◆ Try it:
In the data below, find each line that contains the word "icon" and copy it.

◆ Information provided:
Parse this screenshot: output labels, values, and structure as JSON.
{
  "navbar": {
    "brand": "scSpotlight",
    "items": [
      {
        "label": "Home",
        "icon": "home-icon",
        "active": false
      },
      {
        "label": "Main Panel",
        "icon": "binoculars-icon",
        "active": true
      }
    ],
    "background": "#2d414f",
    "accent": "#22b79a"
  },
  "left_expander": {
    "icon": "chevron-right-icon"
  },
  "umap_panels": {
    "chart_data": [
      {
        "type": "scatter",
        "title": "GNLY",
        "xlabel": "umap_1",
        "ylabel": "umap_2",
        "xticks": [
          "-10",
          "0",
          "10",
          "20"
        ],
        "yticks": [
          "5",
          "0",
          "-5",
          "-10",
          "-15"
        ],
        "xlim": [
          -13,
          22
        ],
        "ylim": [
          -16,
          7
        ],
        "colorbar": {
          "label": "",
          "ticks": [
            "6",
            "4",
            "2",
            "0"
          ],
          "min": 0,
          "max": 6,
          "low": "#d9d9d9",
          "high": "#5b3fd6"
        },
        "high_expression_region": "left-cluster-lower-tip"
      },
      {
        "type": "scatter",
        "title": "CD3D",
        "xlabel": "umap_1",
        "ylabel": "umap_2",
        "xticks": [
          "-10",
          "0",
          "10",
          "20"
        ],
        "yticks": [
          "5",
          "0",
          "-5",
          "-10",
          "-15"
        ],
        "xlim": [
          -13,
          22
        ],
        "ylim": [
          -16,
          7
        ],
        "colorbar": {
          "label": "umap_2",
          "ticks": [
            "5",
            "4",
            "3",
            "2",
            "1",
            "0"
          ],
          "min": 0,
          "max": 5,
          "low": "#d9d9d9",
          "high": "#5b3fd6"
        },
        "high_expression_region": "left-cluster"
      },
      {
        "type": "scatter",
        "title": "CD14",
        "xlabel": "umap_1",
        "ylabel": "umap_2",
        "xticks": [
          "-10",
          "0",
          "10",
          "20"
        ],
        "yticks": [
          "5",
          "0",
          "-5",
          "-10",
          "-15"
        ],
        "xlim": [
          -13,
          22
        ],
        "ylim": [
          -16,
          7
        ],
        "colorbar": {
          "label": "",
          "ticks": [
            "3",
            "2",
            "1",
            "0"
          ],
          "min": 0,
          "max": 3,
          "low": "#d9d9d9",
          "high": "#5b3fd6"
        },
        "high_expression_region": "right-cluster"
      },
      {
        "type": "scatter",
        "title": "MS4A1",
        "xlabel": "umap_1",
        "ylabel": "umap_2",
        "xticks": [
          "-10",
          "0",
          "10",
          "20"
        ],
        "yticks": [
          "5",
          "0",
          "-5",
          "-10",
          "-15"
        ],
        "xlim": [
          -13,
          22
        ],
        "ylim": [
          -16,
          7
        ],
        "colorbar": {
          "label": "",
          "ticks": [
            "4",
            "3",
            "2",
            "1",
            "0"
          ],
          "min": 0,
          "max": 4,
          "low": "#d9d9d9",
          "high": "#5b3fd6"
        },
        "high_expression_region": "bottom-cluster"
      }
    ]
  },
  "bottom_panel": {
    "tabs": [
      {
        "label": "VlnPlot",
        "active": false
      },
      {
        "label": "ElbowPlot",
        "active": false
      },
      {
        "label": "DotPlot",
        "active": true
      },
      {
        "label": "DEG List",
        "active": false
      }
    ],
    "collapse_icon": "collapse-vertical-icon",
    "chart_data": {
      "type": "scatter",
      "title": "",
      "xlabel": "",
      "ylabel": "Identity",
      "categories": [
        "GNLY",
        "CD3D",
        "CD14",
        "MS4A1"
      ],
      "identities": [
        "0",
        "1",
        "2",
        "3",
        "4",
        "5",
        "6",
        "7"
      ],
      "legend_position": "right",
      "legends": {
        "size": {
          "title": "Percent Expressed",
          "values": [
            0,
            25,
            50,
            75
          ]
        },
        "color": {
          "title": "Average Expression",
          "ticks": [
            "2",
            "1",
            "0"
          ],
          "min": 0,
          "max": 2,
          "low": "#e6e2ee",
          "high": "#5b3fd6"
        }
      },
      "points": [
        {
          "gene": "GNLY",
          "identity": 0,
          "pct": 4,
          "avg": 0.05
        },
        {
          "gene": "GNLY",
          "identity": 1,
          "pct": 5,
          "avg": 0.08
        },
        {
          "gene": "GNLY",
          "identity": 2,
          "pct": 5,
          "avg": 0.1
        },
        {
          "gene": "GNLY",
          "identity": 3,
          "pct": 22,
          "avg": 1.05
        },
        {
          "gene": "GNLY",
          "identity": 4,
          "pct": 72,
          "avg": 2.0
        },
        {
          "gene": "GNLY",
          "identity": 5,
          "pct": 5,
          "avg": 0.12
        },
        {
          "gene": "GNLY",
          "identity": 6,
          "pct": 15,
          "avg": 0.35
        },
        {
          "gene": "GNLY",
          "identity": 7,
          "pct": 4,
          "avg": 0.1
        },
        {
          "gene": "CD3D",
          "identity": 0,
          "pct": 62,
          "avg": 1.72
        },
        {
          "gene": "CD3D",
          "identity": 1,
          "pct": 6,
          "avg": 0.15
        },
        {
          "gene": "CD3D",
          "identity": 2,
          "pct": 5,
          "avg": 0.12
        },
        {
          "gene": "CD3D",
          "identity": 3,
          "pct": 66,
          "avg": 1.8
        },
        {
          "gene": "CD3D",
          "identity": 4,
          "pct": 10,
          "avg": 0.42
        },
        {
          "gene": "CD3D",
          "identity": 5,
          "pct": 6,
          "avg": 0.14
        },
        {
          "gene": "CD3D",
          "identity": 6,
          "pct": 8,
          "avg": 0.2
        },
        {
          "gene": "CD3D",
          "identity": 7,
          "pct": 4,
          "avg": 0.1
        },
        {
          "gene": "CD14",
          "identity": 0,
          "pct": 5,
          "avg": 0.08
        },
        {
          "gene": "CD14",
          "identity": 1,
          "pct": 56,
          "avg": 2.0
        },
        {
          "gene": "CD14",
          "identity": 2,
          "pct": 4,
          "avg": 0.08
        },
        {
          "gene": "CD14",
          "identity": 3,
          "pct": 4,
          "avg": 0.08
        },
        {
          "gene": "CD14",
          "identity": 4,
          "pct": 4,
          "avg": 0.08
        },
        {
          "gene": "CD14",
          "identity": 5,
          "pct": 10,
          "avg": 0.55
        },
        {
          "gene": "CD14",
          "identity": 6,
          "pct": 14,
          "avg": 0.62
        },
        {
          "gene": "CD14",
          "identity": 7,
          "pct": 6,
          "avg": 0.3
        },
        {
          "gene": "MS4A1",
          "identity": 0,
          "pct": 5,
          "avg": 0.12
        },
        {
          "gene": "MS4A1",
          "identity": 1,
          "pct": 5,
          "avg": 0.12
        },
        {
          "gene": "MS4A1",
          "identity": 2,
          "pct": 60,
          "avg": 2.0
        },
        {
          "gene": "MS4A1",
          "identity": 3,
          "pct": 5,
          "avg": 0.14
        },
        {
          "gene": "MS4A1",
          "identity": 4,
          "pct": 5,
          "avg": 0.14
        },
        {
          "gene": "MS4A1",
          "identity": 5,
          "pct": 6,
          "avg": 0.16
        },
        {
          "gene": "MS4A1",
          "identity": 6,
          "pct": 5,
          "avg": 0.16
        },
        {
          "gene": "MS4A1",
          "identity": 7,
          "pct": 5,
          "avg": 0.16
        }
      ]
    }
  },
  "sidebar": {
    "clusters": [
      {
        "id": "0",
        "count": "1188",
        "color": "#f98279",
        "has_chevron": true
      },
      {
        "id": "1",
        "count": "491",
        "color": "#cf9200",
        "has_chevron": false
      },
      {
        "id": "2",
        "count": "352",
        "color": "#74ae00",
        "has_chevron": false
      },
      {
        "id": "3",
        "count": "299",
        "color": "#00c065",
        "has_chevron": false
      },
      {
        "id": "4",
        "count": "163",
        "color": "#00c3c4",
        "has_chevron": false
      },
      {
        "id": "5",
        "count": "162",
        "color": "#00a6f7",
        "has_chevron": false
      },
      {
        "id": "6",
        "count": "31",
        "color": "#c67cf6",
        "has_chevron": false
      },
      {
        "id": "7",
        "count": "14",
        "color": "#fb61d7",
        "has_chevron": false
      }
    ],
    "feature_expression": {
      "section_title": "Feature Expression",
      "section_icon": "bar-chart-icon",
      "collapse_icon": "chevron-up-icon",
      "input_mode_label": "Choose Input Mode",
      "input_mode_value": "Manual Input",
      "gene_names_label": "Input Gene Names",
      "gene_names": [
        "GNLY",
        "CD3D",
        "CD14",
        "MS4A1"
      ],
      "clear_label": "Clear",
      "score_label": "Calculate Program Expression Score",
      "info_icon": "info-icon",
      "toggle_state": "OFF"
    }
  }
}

◆ Exercise solution:
        "icon": "home-icon",
        "icon": "binoculars-icon",
    "icon": "chevron-right-icon"
    "collapse_icon": "collapse-vertical-icon",
      "section_icon": "bar-chart-icon",
      "collapse_icon": "chevron-up-icon",
      "info_icon": "info-icon",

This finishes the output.